[Data about app and page elements]
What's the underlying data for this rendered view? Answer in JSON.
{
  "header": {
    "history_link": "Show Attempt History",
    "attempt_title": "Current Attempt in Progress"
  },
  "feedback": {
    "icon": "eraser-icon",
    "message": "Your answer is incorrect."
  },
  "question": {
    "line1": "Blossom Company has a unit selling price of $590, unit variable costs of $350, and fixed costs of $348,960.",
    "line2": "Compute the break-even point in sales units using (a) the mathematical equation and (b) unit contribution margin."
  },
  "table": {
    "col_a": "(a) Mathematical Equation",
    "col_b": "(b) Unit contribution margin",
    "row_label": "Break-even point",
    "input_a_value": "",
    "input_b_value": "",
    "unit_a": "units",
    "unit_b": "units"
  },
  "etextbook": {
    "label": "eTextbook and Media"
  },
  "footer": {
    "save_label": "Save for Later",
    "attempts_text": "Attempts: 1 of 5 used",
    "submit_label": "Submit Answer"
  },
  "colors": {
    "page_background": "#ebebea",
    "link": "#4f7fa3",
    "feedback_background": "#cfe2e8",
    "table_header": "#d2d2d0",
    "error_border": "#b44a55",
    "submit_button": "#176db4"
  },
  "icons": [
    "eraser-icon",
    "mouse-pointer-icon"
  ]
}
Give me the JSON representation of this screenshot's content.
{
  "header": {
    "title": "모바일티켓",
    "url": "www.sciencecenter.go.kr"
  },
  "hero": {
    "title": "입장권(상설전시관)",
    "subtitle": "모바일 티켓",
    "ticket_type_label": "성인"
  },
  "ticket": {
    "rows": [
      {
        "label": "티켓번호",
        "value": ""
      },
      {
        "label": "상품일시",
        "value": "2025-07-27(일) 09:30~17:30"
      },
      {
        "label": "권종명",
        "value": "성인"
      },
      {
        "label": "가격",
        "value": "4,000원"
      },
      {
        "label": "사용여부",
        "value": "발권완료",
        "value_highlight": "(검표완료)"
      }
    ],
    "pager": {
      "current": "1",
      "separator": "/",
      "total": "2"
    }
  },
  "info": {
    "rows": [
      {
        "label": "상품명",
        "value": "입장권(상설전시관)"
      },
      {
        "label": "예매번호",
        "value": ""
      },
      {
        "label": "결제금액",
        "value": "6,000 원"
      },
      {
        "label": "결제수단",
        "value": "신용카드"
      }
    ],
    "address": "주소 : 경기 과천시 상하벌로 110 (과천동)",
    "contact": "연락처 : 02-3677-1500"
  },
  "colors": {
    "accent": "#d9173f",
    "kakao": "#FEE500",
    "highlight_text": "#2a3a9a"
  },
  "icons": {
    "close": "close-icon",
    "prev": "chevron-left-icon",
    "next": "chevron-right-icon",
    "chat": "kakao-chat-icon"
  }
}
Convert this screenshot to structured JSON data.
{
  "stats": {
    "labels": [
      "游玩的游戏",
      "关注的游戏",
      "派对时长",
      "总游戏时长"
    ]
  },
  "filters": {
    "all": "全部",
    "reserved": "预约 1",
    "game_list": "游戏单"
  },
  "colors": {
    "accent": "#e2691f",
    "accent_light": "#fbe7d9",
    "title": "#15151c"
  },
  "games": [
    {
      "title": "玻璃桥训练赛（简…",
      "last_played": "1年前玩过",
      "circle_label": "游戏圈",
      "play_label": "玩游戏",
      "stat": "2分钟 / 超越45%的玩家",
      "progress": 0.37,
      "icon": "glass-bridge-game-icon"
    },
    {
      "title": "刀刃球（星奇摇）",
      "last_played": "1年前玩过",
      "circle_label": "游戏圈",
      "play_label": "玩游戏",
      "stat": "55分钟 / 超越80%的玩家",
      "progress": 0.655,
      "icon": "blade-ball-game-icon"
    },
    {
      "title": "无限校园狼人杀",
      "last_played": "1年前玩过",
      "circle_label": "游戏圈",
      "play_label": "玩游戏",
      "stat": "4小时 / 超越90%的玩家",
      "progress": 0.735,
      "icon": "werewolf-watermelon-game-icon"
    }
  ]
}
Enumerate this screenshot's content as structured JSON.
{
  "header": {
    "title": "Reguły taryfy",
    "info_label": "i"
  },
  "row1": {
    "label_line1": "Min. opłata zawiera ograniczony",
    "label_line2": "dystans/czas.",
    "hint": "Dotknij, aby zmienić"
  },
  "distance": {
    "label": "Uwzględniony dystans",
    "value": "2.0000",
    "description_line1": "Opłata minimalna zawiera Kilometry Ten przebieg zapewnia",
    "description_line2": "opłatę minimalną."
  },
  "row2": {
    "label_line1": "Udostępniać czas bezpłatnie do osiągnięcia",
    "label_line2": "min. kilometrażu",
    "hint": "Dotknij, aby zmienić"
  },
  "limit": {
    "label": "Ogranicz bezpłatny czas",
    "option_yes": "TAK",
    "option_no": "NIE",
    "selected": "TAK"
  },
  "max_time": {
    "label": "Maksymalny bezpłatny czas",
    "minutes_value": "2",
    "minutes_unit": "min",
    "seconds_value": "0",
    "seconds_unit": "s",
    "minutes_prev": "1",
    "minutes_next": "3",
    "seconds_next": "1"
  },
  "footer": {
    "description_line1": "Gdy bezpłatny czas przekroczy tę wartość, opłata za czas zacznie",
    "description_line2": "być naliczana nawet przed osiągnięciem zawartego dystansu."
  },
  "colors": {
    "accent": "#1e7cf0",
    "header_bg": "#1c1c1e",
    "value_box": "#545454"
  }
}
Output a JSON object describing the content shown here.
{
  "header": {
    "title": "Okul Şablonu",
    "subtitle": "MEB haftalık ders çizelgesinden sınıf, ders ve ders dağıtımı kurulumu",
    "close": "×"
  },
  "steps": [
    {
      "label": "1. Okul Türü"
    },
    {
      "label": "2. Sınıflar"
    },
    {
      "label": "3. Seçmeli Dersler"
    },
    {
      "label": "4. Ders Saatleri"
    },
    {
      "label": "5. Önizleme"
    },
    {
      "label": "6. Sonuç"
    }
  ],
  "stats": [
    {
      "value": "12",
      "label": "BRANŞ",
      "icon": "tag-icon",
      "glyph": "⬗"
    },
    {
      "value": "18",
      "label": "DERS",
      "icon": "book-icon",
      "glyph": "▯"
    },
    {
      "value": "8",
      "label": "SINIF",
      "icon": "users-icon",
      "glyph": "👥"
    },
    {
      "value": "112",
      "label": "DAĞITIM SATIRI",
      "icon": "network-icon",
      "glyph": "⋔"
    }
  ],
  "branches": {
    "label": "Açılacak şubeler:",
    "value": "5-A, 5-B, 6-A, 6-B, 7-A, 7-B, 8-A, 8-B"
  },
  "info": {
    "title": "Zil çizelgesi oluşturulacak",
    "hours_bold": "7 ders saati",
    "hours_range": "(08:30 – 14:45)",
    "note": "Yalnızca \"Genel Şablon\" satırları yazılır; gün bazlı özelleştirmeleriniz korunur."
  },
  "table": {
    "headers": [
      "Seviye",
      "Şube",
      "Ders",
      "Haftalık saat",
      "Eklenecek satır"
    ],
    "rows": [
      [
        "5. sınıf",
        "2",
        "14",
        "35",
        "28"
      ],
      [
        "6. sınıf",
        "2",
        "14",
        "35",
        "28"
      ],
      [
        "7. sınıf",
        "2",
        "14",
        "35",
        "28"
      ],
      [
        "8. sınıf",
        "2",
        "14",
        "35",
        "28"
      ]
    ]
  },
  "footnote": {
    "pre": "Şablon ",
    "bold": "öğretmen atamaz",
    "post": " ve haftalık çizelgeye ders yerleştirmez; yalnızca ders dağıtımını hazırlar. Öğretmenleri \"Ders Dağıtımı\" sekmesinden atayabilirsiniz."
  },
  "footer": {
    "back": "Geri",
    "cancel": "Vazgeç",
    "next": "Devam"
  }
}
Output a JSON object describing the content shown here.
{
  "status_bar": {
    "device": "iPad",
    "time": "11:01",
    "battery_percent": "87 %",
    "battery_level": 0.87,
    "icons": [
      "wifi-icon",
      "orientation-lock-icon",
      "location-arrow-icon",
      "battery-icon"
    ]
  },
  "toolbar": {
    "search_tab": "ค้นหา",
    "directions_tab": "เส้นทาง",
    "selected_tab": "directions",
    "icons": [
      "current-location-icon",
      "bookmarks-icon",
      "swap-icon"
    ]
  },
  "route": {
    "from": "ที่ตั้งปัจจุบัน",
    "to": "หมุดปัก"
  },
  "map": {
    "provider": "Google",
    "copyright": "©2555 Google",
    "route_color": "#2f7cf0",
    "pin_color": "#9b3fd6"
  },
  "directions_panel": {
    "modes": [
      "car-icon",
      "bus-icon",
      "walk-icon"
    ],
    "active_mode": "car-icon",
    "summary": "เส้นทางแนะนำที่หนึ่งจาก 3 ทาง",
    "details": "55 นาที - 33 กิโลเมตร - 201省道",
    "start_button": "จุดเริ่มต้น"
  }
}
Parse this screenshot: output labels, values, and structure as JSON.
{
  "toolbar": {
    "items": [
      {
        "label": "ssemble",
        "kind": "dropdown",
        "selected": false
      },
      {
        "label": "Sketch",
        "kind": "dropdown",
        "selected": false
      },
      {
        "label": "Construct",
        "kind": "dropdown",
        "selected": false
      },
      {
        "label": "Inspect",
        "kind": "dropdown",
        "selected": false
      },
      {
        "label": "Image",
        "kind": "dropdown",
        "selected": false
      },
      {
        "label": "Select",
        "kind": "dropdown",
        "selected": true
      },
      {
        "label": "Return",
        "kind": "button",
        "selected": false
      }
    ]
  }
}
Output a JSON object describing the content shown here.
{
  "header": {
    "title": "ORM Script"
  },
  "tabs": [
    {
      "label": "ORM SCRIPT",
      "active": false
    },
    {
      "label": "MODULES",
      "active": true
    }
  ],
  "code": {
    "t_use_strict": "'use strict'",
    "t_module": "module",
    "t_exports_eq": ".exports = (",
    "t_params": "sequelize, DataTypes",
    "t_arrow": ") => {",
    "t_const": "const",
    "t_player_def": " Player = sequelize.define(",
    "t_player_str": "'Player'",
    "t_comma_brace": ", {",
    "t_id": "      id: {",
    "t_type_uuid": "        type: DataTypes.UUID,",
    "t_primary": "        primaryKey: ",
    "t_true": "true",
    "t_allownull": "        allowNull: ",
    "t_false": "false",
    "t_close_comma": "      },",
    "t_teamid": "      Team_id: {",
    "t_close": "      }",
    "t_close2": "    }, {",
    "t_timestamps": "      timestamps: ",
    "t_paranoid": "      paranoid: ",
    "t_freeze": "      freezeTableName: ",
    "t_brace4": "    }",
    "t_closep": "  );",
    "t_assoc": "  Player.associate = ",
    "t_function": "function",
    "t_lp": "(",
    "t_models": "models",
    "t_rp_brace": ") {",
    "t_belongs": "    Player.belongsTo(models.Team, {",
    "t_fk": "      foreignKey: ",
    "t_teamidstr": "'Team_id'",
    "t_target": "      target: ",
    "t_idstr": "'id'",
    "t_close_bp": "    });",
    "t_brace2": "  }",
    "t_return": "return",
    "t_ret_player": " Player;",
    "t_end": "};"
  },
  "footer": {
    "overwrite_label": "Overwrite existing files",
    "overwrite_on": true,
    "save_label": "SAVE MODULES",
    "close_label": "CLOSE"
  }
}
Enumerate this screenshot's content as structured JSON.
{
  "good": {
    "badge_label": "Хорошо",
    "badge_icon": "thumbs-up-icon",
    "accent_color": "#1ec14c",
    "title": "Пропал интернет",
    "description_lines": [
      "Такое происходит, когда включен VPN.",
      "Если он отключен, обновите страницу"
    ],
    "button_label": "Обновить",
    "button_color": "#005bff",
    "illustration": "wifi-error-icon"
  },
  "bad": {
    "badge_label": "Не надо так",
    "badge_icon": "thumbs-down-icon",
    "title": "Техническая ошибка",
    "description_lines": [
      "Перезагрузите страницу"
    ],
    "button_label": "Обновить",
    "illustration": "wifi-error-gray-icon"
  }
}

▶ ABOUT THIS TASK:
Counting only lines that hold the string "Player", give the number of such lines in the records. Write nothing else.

▶ SOLUTION TO THIS PROBLEM:
5